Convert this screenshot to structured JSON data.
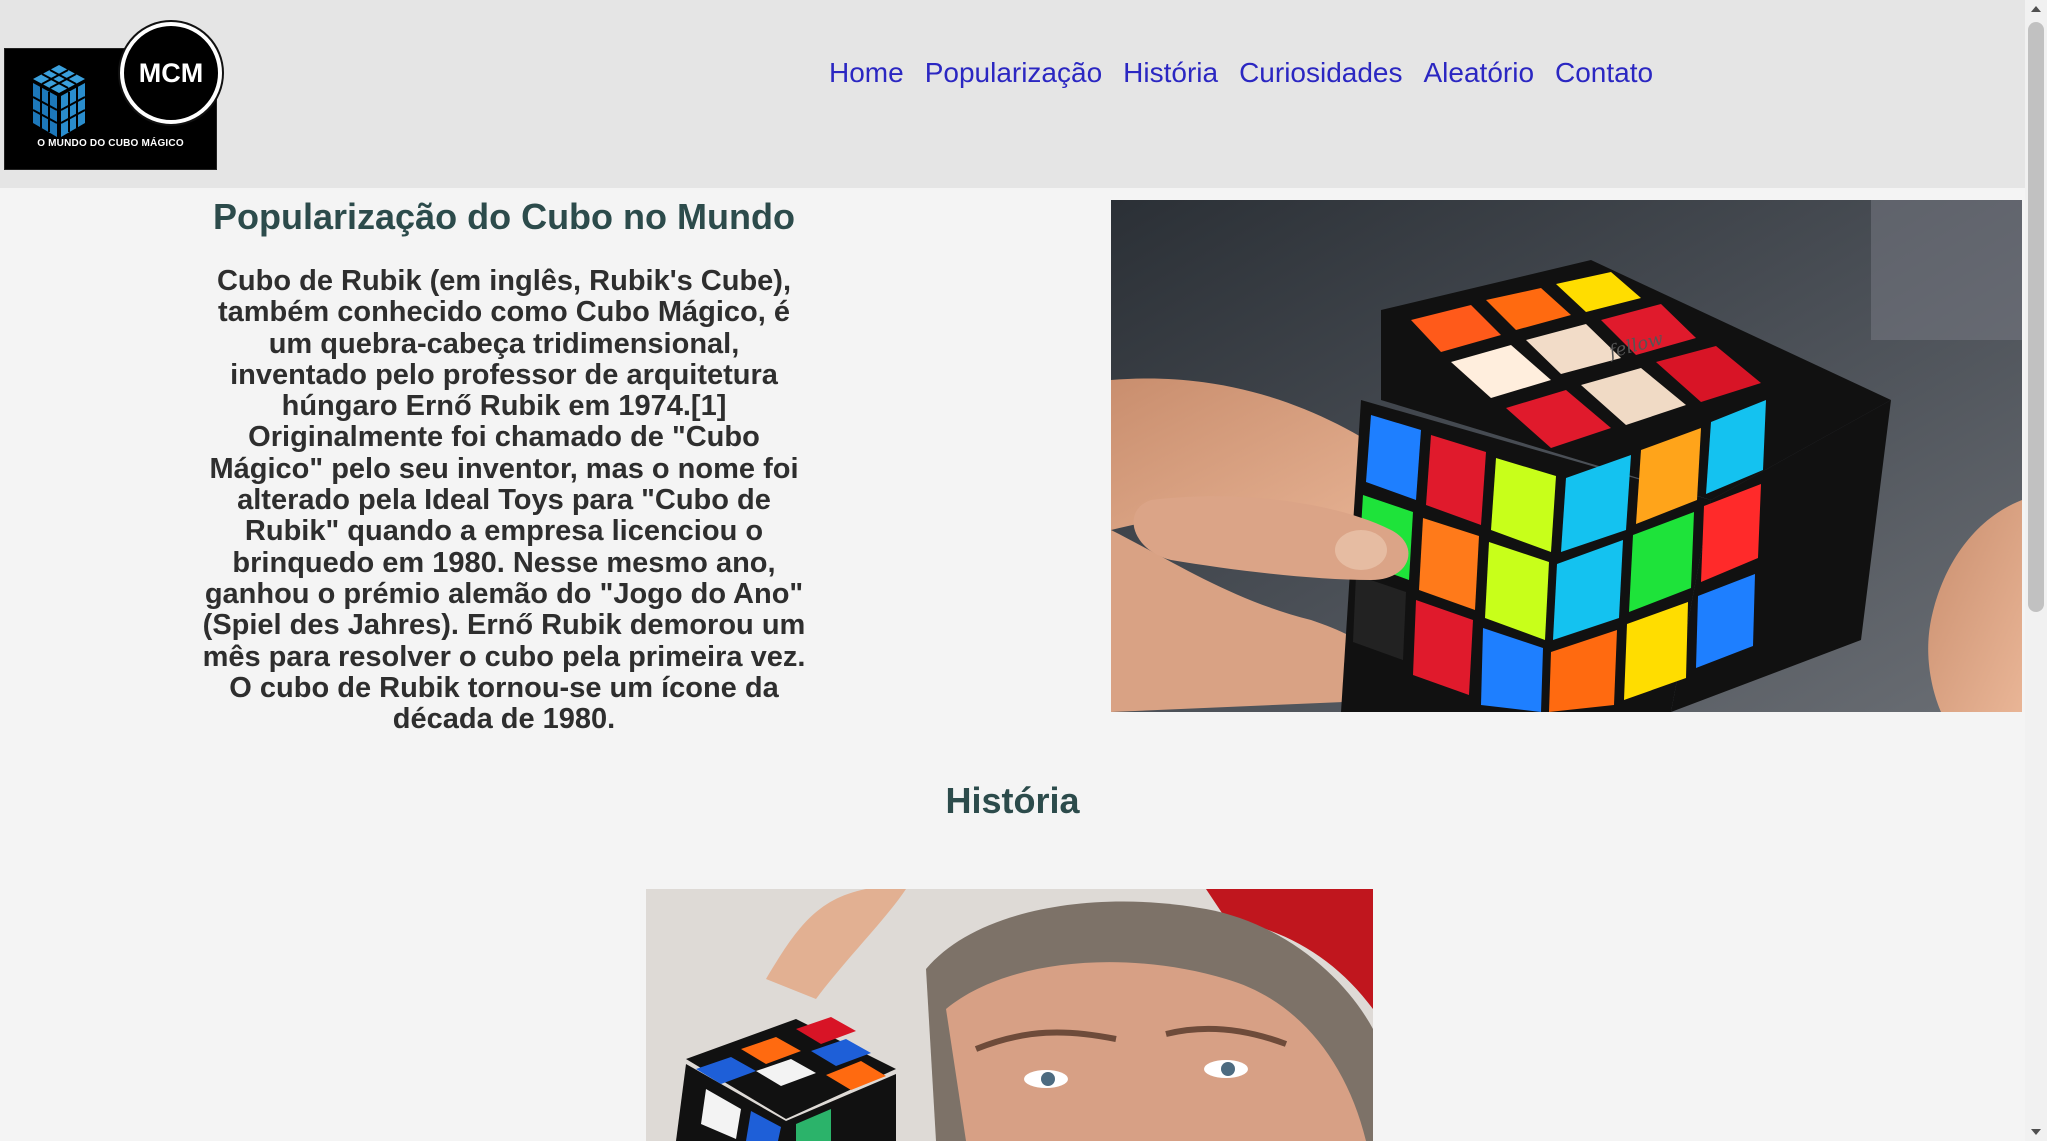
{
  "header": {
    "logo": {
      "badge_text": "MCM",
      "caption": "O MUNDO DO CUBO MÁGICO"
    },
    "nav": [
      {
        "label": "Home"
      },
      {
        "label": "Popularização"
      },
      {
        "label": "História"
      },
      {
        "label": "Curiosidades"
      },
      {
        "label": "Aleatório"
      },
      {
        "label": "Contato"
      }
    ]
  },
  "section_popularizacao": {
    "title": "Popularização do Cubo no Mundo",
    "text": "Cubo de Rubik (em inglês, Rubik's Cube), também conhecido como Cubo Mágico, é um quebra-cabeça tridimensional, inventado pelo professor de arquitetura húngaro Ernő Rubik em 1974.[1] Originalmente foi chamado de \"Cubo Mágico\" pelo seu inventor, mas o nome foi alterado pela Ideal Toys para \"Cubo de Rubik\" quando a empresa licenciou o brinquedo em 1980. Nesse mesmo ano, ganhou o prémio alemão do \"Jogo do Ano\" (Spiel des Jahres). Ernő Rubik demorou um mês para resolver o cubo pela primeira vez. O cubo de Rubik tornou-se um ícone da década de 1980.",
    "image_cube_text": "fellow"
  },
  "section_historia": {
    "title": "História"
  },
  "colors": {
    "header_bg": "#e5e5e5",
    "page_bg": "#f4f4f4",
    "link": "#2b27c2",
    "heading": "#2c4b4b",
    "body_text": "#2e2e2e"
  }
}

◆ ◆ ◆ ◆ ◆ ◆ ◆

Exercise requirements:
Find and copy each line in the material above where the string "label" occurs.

Result:
        "label": "Home"
        "label": "Popularização"
        "label": "História"
        "label": "Curiosidades"
        "label": "Aleatório"
        "label": "Contato"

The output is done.